Phishing Scams at U of G: What You Need to Know

Posted on Monday, September 16th, 2019
Written by Jyll Weinberg-Martin

Phishing is a common technique used by cyber criminals to try to trick you into providing sensitive information. They do this by sending emails posing as legitimate organizations, such as the University or your bank. Phishing messages will often lure you into clicking a link to a web page that mimics a legitimate site, such as the University of Guelph Single Sign-On page. If you enter your credentials, these criminals will then have access to both personal and University information which they can sell, use for criminal activity, or hold hostage for a significant price.
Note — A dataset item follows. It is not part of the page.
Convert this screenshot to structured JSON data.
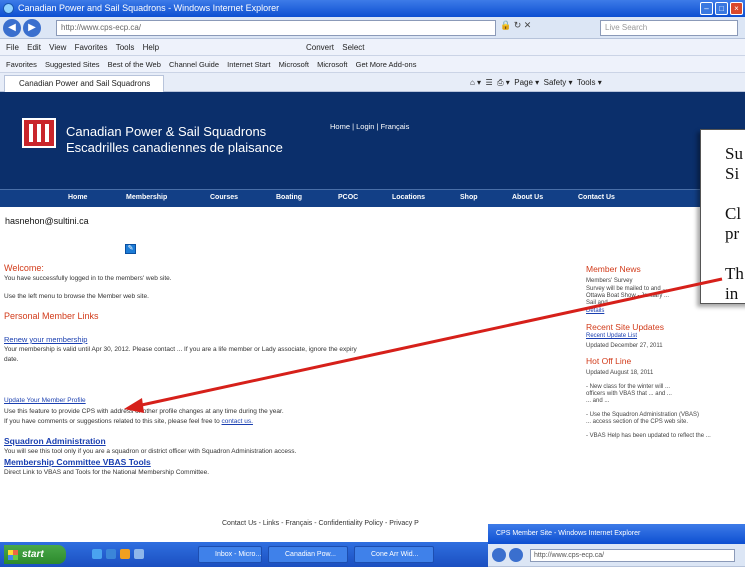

The University’s Information Security team, part of Computing & Communications Services (CCS), actively filters out millions of malicious emails every day and responds to reported threats. However, users are still vulnerable to new and emerging scams.

How to recognize a phishing attempt:

  • Sender email address that does not match the organization from which it claims to be sent (e.g., your bank would never send an email from a Gmail account);
  • Hover over any embedded links (links in text or in images) to ensure they lead to a legitimate and expected location;
  • Offers that seem too good to be true;
  • Urgent requests for personal information with severe or unrealistic consequences for inaction;
  • Spelling and grammar errors evident in email; 
  • Unexpected attachments in email;
  • Includes short URLs like bit.ly, owl.ly, etc., as you don’t know where these links will take you. You can trust short links that start with uoguel.ph because they are unique to U of G and are safe!

What to do if you suspect a phishing attempt:

  • Do not respond or open any links in the email until you have confirmed it is safe;
  • Do not provide your password to anyone, and remember that U of G will never ask you for it; and
  • When entering your U of G password online, always double check that the URL at the top of the page reflects the legitimate U of G Single Sign-On page (look for the green lock symbol and “University of Guelph” in green text at the beginning of the URL).

Where to find more information on cyber security at U of G:

Be aware and be safe!